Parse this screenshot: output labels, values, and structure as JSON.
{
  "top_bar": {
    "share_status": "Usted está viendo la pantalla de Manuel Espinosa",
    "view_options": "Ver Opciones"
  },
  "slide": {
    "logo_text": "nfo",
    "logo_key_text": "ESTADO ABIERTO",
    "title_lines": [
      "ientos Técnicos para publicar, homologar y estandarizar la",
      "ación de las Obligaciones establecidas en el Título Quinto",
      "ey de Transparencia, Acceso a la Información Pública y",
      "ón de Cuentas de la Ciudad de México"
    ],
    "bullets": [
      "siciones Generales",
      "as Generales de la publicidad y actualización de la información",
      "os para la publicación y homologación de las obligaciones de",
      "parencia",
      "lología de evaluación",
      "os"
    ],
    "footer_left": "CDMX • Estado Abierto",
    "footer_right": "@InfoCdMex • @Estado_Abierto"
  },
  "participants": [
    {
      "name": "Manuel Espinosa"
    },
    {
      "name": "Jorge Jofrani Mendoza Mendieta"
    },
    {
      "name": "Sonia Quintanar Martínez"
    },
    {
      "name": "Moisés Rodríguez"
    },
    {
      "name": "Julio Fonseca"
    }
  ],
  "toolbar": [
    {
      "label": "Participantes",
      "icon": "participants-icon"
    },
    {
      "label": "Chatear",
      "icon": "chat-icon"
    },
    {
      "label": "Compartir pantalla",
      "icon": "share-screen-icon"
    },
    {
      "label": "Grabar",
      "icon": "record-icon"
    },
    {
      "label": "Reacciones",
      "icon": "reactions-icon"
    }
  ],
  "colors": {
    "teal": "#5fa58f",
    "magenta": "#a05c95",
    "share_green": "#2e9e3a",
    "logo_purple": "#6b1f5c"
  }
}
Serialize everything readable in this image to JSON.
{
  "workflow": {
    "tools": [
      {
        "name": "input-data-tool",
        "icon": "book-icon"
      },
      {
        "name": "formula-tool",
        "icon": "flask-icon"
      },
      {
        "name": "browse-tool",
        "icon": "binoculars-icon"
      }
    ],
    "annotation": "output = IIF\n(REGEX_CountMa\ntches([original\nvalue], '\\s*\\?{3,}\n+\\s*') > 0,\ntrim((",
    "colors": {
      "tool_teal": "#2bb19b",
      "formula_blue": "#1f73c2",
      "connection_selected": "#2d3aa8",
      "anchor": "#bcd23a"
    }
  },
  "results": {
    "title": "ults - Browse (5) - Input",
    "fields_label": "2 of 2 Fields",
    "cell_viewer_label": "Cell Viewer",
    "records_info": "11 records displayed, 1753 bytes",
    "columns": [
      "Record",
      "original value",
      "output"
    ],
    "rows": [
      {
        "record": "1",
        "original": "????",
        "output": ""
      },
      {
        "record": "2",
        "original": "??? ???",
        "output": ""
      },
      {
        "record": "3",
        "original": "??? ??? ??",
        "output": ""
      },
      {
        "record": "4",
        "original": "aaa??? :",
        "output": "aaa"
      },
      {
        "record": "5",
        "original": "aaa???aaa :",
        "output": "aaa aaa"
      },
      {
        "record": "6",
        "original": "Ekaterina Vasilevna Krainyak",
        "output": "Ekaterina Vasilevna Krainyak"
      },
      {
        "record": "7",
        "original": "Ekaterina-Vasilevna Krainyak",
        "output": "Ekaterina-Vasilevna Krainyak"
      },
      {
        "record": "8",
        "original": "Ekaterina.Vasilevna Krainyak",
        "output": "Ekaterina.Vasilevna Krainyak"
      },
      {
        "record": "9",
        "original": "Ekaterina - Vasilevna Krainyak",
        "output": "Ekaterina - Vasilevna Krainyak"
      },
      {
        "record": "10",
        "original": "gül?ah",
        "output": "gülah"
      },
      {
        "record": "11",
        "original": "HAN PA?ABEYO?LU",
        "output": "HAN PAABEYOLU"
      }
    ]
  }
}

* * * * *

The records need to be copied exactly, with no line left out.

Answer space:
Parse this screenshot: output labels, values, and structure as JSON.
{
  "top_bar": {
    "share_status": "Usted está viendo la pantalla de Manuel Espinosa",
    "view_options": "Ver Opciones"
  },
  "slide": {
    "logo_text": "nfo",
    "logo_key_text": "ESTADO ABIERTO",
    "title_lines": [
      "ientos Técnicos para publicar, homologar y estandarizar la",
      "ación de las Obligaciones establecidas en el Título Quinto",
      "ey de Transparencia, Acceso a la Información Pública y",
      "ón de Cuentas de la Ciudad de México"
    ],
    "bullets": [
      "siciones Generales",
      "as Generales de la publicidad y actualización de la información",
      "os para la publicación y homologación de las obligaciones de",
      "parencia",
      "lología de evaluación",
      "os"
    ],
    "footer_left": "CDMX • Estado Abierto",
    "footer_right": "@InfoCdMex • @Estado_Abierto"
  },
  "participants": [
    {
      "name": "Manuel Espinosa"
    },
    {
      "name": "Jorge Jofrani Mendoza Mendieta"
    },
    {
      "name": "Sonia Quintanar Martínez"
    },
    {
      "name": "Moisés Rodríguez"
    },
    {
      "name": "Julio Fonseca"
    }
  ],
  "toolbar": [
    {
      "label": "Participantes",
      "icon": "participants-icon"
    },
    {
      "label": "Chatear",
      "icon": "chat-icon"
    },
    {
      "label": "Compartir pantalla",
      "icon": "share-screen-icon"
    },
    {
      "label": "Grabar",
      "icon": "record-icon"
    },
    {
      "label": "Reacciones",
      "icon": "reactions-icon"
    }
  ],
  "colors": {
    "teal": "#5fa58f",
    "magenta": "#a05c95",
    "share_green": "#2e9e3a",
    "logo_purple": "#6b1f5c"
  }
}
Serialize everything readable in this image to JSON.
{
  "workflow": {
    "tools": [
      {
        "name": "input-data-tool",
        "icon": "book-icon"
      },
      {
        "name": "formula-tool",
        "icon": "flask-icon"
      },
      {
        "name": "browse-tool",
        "icon": "binoculars-icon"
      }
    ],
    "annotation": "output = IIF\n(REGEX_CountMa\ntches([original\nvalue], '\\s*\\?{3,}\n+\\s*') > 0,\ntrim((",
    "colors": {
      "tool_teal": "#2bb19b",
      "formula_blue": "#1f73c2",
      "connection_selected": "#2d3aa8",
      "anchor": "#bcd23a"
    }
  },
  "results": {
    "title": "ults - Browse (5) - Input",
    "fields_label": "2 of 2 Fields",
    "cell_viewer_label": "Cell Viewer",
    "records_info": "11 records displayed, 1753 bytes",
    "columns": [
      "Record",
      "original value",
      "output"
    ],
    "rows": [
      {
        "record": "1",
        "original": "????",
        "output": ""
      },
      {
        "record": "2",
        "original": "??? ???",
        "output": ""
      },
      {
        "record": "3",
        "original": "??? ??? ??",
        "output": ""
      },
      {
        "record": "4",
        "original": "aaa??? :",
        "output": "aaa"
      },
      {
        "record": "5",
        "original": "aaa???aaa :",
        "output": "aaa aaa"
      },
      {
        "record": "6",
        "original": "Ekaterina Vasilevna Krainyak",
        "output": "Ekaterina Vasilevna Krainyak"
      },
      {
        "record": "7",
        "original": "Ekaterina-Vasilevna Krainyak",
        "output": "Ekaterina-Vasilevna Krainyak"
      },
      {
        "record": "8",
        "original": "Ekaterina.Vasilevna Krainyak",
        "output": "Ekaterina.Vasilevna Krainyak"
      },
      {
        "record": "9",
        "original": "Ekaterina - Vasilevna Krainyak",
        "output": "Ekaterina - Vasilevna Krainyak"
      },
      {
        "record": "10",
        "original": "gül?ah",
        "output": "gülah"
      },
      {
        "record": "11",
        "original": "HAN PA?ABEYO?LU",
        "output": "HAN PAABEYOLU"
      }
    ]
  }
}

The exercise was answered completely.